Indeed, the public statement is an indictment of Avusa. Although the large Avusa shareholding of the Mvela associated with Sexwale has significantly reduced, “perceived collaboration” between Mvela-related parties (including private-equity group Blackstar) renders them the controlling shareholders. “This business underperformed with Mvelaphanda being one of the significant shareholders, and therefore their continued influence via this controlling block is of concern to the PIC,” it says.

Isn’t this a good reason for the PIC, like the other institutional investors, to use the opportunity for exit?

Avusa’s average operating margin for the last three years was 6,5% and declining, adds the PIC: “With the new debt on (from the proposed private-equity deal), the operating margins will have to be north of 7%...for a business that is still in the doldrums.”

Isn’t that another good reason to get the hell out?

Finally, the PIC condemns Avusa for having no strategy of investment into Africa. Yet it was hardly vociferous when Avusa over lost over R80 in less than two years from attempts to establish operations in Nigeria and Kenya.

Where does active share-ownership stop and micro-management start? And what does the PIC stance say about private equity which, for the sort of the risk/reward potential identified in an Avusa-type situation (TT June-Aug ’12), is now allowed by the revised Regulation 28 a higher allocation in the portfolios of pension funds?

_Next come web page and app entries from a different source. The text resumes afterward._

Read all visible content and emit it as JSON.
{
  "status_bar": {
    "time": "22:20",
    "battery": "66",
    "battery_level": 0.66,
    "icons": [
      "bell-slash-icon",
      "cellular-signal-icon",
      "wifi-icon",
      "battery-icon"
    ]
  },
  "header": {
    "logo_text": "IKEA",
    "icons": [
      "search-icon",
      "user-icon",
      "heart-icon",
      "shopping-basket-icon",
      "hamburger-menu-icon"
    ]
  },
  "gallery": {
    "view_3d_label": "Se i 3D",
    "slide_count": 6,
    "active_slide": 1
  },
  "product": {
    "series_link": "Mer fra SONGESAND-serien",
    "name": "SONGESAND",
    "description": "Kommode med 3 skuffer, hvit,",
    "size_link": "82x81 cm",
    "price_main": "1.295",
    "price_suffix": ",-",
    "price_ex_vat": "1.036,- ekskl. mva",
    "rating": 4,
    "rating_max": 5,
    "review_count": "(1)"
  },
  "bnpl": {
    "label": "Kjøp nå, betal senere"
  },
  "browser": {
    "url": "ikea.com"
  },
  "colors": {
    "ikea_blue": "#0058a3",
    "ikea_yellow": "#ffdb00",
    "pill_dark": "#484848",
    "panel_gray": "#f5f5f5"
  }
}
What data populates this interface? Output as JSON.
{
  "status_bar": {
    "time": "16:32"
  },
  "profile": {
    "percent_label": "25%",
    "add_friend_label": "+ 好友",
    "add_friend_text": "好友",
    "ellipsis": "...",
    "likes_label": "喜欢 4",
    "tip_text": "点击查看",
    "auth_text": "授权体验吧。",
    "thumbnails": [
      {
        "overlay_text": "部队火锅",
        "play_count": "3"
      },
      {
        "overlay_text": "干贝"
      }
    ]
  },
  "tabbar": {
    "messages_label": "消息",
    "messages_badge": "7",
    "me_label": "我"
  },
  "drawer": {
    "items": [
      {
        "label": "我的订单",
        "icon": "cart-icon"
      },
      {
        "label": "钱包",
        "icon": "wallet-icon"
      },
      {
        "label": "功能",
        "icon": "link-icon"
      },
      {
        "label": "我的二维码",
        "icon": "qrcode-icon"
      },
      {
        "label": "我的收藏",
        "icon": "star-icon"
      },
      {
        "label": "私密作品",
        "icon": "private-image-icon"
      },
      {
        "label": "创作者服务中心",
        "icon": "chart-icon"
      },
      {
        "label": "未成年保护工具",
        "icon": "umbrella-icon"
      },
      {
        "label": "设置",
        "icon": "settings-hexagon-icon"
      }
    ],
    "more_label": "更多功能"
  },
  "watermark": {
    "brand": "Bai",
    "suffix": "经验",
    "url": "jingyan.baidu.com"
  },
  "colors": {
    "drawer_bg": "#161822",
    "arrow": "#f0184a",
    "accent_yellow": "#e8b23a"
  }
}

The PIC is not a law unto itself. It operates under mandate from the Government Employees Pension Fund. In turn, the GEPF has a board of trustees (half representing government as the employer, the other half representing fund members) who have a fiduciary duty to the fund alone. The PIC can vote only in terms of its mandate, not in accordance with a discreet phone call from any other Pretoria office.

So forget whether there was such a call. Much more instructive, for an evaluation of public versus private equity arguments that pension funds might increasingly face, is the Avusa case study. At this early stage of the new Reg 28, the PIC has fortuitously focused the mind.